» WORK ORDER
For each line of the listing that contains "Controls", make a copy and return it.

---*---

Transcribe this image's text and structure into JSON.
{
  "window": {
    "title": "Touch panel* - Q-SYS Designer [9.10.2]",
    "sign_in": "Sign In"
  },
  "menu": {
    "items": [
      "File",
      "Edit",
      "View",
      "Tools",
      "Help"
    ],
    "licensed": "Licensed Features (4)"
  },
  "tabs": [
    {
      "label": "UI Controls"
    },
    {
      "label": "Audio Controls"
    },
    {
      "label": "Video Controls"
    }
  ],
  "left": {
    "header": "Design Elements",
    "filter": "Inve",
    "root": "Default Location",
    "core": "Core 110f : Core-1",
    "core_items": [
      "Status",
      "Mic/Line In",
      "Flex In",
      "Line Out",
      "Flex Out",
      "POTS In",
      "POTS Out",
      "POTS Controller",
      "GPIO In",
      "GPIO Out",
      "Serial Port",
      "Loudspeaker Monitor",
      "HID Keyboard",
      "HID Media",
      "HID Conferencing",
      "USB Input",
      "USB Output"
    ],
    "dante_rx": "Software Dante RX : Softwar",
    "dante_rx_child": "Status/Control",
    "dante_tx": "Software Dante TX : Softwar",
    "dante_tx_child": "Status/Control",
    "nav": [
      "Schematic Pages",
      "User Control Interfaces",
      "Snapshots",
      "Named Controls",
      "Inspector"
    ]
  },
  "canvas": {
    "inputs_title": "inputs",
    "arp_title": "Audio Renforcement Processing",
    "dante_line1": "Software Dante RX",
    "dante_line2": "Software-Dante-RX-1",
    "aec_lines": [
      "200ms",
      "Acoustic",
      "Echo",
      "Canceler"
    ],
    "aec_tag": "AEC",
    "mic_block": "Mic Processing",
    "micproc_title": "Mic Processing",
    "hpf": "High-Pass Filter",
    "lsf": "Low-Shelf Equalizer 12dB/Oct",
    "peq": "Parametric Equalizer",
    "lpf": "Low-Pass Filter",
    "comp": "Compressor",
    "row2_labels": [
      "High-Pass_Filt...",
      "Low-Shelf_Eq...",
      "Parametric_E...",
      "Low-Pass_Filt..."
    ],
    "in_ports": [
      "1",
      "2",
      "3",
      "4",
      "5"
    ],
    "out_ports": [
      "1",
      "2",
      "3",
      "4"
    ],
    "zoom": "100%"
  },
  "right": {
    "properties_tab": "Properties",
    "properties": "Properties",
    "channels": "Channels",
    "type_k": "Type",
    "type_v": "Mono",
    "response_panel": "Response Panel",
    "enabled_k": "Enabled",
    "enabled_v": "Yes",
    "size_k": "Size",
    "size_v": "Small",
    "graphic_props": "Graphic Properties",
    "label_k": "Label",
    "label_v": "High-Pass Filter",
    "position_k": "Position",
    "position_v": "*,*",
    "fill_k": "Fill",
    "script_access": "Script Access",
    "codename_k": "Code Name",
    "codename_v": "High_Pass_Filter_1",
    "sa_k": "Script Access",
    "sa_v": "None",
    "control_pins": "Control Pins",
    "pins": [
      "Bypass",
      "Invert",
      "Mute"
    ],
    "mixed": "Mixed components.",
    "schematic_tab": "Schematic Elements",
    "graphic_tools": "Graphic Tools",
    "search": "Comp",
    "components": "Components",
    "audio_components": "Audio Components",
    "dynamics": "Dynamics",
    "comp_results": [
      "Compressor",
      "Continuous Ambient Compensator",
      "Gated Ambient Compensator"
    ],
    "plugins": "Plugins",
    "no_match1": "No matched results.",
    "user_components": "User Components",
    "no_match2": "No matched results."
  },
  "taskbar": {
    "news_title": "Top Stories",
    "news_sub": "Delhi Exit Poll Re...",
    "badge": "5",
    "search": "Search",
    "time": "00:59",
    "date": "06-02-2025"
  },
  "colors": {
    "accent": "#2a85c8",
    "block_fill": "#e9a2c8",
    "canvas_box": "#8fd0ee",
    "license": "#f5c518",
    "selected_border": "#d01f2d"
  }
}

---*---

» WRITTEN SOLUTION
      "label": "UI Controls"
      "label": "Audio Controls"
      "label": "Video Controls"
      "Named Controls",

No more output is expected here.